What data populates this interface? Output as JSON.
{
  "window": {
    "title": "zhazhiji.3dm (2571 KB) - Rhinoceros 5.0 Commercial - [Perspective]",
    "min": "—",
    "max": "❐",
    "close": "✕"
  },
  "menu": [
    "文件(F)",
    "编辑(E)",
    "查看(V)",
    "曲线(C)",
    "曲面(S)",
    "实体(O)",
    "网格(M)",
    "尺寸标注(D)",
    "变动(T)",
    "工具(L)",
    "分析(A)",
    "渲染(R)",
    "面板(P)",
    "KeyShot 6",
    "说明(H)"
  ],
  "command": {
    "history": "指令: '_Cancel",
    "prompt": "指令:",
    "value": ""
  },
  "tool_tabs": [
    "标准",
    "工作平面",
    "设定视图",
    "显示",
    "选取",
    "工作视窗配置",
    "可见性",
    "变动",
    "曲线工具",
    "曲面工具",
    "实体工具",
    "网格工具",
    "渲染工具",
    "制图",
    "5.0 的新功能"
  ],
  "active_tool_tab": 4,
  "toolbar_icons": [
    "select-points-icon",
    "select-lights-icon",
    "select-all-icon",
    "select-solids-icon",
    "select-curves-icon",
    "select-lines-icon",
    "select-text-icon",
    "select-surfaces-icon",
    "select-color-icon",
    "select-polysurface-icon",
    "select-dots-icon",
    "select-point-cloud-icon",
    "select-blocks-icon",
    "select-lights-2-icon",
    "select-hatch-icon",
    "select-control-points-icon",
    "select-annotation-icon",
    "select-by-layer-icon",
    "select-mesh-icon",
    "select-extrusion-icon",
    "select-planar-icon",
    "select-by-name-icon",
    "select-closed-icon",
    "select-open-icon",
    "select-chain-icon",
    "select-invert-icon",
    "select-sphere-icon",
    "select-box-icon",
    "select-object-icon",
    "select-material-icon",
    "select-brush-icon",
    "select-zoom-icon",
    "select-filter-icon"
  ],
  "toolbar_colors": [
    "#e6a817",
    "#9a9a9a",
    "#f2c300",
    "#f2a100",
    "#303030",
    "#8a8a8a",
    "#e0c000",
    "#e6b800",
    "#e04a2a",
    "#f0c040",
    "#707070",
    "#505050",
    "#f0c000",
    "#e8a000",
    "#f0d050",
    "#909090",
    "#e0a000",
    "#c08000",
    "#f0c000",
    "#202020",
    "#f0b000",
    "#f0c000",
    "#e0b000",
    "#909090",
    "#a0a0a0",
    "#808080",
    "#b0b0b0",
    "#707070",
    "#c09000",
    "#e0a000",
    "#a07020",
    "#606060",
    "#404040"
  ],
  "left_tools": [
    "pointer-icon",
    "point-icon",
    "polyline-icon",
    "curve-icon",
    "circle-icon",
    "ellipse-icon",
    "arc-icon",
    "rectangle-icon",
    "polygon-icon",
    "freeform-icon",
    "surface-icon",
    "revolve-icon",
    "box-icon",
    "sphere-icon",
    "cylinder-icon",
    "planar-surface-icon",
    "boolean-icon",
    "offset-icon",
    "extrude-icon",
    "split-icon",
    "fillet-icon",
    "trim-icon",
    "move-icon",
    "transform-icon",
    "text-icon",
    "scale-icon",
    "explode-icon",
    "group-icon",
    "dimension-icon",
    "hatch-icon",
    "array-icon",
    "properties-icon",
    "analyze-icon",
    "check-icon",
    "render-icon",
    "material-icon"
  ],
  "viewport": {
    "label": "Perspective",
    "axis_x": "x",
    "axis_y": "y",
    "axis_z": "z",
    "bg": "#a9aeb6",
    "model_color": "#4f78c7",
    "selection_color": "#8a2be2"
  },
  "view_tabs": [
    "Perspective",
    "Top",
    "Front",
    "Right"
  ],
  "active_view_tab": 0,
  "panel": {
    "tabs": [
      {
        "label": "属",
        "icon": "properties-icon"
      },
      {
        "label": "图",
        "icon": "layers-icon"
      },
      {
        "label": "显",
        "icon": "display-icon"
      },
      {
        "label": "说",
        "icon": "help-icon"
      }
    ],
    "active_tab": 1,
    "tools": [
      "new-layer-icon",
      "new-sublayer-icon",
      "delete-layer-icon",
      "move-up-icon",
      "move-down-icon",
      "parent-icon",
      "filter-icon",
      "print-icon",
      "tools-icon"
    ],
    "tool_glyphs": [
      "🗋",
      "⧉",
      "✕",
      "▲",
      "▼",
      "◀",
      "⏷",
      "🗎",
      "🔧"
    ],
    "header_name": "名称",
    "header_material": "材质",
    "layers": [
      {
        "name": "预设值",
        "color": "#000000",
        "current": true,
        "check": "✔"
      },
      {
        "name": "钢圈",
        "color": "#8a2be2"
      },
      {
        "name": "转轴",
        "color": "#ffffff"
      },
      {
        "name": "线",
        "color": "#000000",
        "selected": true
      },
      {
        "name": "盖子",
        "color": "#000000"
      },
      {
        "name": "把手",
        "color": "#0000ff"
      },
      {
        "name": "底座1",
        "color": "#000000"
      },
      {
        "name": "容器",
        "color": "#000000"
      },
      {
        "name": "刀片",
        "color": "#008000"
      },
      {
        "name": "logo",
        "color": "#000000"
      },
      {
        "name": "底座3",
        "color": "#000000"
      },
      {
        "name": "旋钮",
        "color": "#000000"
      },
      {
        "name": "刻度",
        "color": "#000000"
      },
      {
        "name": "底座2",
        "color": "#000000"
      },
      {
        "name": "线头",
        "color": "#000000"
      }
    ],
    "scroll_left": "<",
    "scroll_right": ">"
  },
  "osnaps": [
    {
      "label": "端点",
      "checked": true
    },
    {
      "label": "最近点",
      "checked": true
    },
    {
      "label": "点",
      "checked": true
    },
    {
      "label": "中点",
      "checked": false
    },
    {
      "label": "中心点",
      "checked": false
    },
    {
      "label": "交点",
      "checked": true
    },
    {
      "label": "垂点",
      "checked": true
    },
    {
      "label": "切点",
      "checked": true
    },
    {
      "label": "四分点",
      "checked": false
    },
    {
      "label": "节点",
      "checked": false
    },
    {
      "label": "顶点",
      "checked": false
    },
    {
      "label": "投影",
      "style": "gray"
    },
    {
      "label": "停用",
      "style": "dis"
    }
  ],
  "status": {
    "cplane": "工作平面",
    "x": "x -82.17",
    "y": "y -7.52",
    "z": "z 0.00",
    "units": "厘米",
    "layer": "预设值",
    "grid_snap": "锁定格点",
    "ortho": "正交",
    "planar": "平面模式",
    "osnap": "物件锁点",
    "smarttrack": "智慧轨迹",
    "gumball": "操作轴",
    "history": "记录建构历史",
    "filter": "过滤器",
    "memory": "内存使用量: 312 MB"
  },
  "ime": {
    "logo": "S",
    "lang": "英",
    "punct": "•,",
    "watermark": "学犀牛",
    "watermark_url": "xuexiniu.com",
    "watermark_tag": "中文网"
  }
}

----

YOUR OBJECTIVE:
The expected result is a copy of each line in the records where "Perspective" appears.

SOLUTION FOR THIS PROBLEM:
    "title": "zhazhiji.3dm (2571 KB) - Rhinoceros 5.0 Commercial - [Perspective]",
    "label": "Perspective",
    "Perspective",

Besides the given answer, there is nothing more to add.